The pandemic taught humanity a lot of valuable lessons, but arguably the most important was how it taught Chapel Hill Community to adapt quickly in providing successful activities and life enrichment to its seniors.
John Wooden, one of the winningest NCAA basketball coaches said, “If we fail to adapt, we fail to move forward.” Over the course of the pandemic, Reverend Erin Proie, chaplain at Chapel Hill Community in Canal Fulton, and three local volunteers did just that. Together they created a virtual version of Opening Minds Through Art (OMA), an intergenerational art-making program for older adults with neurocognitive disorders, such as dementia. OMA, typically done in-person with a facilitator and a class, engages adult students by building friendships between facilitators and residents with dementia through art making. Together, the three OMA facilitators co-founded Promoting Art and Intergenerational Relationships (PAIR). worked with three art therapy students from Ursuline College to pilot PAIR, a 14-week program where the co-founders interact with the students and residents at Chapel Hill Community.
Over 14 weeks, three Chapel Hill residents per week worked on a total of eight projects. The students led the art projects entirely using the virtual platform, Zoom. Reverend Proie set up the iPad and supplies for the residents so when the Zoom meetings began, they were ready to get creative.
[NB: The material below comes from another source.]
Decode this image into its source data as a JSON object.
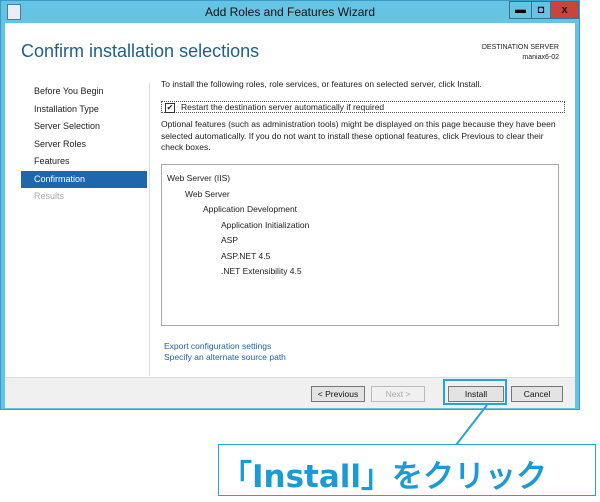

“It has been amazing for our residents who have been able to participate and very meaningful to the students and their college education,” said Rev. Proie, “We have been learning and adapting along the way, going from being set up for one-on-one in the rooms during quarantine, to being set up two in a room with distancing and the use of break-out rooms on Zoom.”
Chapel Hill and PAIR are nearing the end of this round of programing with one project remaining. During their final week, they plan to celebrate a successful pilot program by having tasty goodies.
Ashlee Cordell, PAIR co-founder, said the intergenerational relationships between the students and residents were profoundly successful. “Since meeting with [the resident], I have felt more hopeful and inspired, which were two things I desperately needed.”